The real-life drama of Wrexham Maelor Hospital’s children’s ward is captured in a new fly-on-the-wall TV series.
BBC One Wales’ weekly series The Children’s Ward highlight the experiences and challenges faced by patients at the ward and its 70 staff.
The first programme in the three-part series features the story of six year-old Llew Davies, of Cymau, and his parents, Pete and Llinos. Llew has quadriplegic cerebral palsy with global delay, and is brought in to the ward due to a heavy cold. Because of his condition it needs to be dealt with swiftly.
Their story gives an insight into the pressures faced by parents of children with special health care needs. Pete gave up his job to become Llew’s main carer two years ago.
“It was a difficult decision, but I think it’s one of the better decisions I’ve made in my life because looking after Llew is so rewarding and I get to spend a bit more time with him,” he said.
“Obviously I’ve got to get up at 3am to see to him, but that’s part of my job, that’s part of being a carer.

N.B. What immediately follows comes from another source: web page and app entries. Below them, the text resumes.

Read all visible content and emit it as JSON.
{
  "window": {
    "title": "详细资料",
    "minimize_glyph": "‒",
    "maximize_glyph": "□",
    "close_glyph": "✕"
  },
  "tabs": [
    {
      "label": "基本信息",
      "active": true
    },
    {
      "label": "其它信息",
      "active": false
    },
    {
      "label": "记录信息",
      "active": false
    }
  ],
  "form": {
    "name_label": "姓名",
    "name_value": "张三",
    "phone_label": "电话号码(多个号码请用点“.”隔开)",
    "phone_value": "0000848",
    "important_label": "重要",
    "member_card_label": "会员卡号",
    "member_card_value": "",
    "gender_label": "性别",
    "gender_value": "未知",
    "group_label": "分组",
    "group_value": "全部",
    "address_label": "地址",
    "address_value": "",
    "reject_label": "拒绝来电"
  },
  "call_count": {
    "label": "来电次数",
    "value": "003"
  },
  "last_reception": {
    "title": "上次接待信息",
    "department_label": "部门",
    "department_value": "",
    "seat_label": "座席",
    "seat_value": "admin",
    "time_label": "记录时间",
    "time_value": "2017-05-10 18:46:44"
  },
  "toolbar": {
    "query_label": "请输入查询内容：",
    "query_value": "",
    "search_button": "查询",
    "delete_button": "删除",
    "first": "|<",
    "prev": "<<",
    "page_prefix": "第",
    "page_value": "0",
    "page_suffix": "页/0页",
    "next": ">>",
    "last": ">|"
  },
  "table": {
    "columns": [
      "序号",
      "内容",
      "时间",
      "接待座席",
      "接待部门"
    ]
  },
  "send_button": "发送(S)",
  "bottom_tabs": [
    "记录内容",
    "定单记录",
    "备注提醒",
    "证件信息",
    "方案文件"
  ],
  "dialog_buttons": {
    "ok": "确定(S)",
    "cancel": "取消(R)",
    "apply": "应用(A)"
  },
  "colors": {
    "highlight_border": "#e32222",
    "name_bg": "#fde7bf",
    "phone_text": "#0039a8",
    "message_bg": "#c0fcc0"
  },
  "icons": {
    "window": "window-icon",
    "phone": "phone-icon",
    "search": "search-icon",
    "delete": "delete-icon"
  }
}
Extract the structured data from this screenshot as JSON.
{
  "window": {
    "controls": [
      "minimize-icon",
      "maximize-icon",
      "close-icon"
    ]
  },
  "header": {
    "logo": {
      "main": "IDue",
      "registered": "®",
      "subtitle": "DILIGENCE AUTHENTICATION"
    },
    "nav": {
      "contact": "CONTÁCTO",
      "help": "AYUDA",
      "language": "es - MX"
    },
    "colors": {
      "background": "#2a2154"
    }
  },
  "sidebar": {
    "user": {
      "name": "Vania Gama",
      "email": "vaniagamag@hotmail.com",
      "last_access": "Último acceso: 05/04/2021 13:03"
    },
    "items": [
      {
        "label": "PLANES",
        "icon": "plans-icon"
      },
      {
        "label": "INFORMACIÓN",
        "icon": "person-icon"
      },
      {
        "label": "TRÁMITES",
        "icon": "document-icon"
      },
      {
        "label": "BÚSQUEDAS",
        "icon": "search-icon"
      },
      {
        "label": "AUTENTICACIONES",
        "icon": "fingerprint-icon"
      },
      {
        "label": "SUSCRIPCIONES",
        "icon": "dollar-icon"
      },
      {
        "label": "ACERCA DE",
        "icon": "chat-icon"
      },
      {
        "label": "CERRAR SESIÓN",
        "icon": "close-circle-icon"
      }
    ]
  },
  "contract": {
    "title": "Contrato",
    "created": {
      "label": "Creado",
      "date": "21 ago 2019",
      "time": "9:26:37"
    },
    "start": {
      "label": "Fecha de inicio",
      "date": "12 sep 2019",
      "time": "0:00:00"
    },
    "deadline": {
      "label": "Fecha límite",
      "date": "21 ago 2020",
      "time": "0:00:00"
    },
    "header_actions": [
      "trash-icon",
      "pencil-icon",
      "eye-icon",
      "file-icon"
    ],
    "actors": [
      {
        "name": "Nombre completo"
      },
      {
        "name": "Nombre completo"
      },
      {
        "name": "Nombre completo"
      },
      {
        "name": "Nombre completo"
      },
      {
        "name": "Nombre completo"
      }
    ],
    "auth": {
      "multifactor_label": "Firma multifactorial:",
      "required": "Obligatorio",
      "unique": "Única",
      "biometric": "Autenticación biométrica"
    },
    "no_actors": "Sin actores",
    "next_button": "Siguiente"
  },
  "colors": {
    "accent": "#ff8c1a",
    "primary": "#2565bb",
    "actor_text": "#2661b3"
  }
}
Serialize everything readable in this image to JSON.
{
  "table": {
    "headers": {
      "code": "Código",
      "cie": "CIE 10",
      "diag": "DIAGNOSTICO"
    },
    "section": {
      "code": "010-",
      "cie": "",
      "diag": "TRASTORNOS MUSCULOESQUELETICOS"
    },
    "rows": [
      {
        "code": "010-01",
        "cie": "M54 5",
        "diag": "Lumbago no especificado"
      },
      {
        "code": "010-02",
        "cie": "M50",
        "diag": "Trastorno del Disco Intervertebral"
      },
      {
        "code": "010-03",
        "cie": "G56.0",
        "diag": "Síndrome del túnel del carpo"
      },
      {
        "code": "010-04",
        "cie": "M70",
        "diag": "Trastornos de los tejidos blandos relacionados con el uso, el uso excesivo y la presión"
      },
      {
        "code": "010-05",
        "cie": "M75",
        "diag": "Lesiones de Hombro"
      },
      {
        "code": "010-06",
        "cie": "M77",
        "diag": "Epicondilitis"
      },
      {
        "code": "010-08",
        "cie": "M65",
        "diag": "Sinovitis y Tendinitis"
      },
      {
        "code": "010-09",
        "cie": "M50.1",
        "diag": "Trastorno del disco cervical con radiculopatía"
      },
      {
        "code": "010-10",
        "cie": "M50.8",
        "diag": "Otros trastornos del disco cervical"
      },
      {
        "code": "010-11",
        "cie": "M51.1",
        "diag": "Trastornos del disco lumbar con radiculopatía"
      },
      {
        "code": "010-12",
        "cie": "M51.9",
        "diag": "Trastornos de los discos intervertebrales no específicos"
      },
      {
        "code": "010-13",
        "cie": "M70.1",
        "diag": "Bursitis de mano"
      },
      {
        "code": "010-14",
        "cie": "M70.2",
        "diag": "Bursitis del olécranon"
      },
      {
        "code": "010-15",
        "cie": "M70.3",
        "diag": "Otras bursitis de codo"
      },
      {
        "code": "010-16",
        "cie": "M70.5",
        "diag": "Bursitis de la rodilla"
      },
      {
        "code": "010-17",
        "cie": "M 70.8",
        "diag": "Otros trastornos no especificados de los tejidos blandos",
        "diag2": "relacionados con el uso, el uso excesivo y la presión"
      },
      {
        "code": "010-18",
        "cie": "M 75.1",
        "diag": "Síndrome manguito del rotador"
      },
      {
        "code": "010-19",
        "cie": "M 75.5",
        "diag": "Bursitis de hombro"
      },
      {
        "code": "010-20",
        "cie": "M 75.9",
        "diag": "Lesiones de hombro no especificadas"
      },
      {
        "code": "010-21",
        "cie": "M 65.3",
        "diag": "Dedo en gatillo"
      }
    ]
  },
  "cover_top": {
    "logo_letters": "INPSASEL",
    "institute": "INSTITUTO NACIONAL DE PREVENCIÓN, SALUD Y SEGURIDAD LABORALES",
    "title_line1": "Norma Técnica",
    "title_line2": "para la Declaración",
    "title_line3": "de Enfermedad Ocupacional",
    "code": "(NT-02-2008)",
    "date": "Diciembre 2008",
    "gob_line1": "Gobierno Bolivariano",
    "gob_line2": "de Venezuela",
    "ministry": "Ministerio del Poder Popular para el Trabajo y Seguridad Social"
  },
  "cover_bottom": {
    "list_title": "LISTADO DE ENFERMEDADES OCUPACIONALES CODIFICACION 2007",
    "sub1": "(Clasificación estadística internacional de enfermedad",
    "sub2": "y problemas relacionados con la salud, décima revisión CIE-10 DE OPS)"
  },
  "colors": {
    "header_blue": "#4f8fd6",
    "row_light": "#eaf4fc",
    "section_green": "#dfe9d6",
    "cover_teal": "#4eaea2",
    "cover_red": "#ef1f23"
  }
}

But you’ve still got to have the balance of carer and dad – I don’t want to be a carer all the time, I want to be a dad as well.”
Llew’s mother, Llinos, added that there were times when they dreaded taking Llew to the ward because they knew he would have to stay.
“It sounds awful but we don’t want to be in hospital all the time and there are some times when you can be there all day, just waiting to be seen because the doctors and nurses are busy,” she said.
“And when you think, I’m just about sorted, I’m fine... something else happens and you never can take your eye off the ball, because taking my eye off the ball means he dies.”
Just a few hours later, their decision to bring Llew into the ward is fully justified, when he develops pneumonia and part of his lung collapses.
At this point it is clear that Llew needs specialist care, and the ward calls for the assistance of NWTS – the North Wales and North West Transport Service – to take him to Alder Hey Hospital in Liverpool.
Llew spent two weeks at Alder Hey and made a full recovery.
The series is produced for BBC Wales by Criccieth-based production company Chwarel and, at a premiere screening of the series at Glyndwr University, director Sioned Wyn paid tribute to the staff of the ward for their help in making the programmes.
She said: “Wrexham Maelor children’s ward made us feel so welcome. They are an amazing team, and Wrexham is very lucky to have them.”
Cameras started rolling at the ward in May and filming took place over four weeks.
Martin McSpadden, Wrexham Maelor Hospital’s paediatric and neonatal service manager, said: “I am so proud of all the staff for being so open and allowing this programme to show the massive amount of hard work that happens in this ward.
“We were nervous about how this would happen and how it would be having the TV cameras watching us 24/7, but the producers were amazing and really helped us feel comfortable with the process.
“The families and patients have also been brilliant and shared the journey with us. It was a real privilege to have them be so open to taking part.”
Sioned Morys, a producer at Chwarel, added: “It is so important to see the amazing work that goes on in the children’s wards in North Wales.
“It’s important to show the work that happens, not just in the big hospitals like Alder Hey or Great Ormond Street, but also in the amazing children’s wards we have in our hospitals in North Wales.
“We already make a show called Ward Plant, which is based in Ysbyty Gwynedd, but we wanted to show the experiences of patients in North East Wales too.”
She added: “It was amazing to have families share their stories with us like this and we hope to back to Wrexham for a season two.”
Children’s Ward starts tomorrow at 8.30pm on BBC One Wales.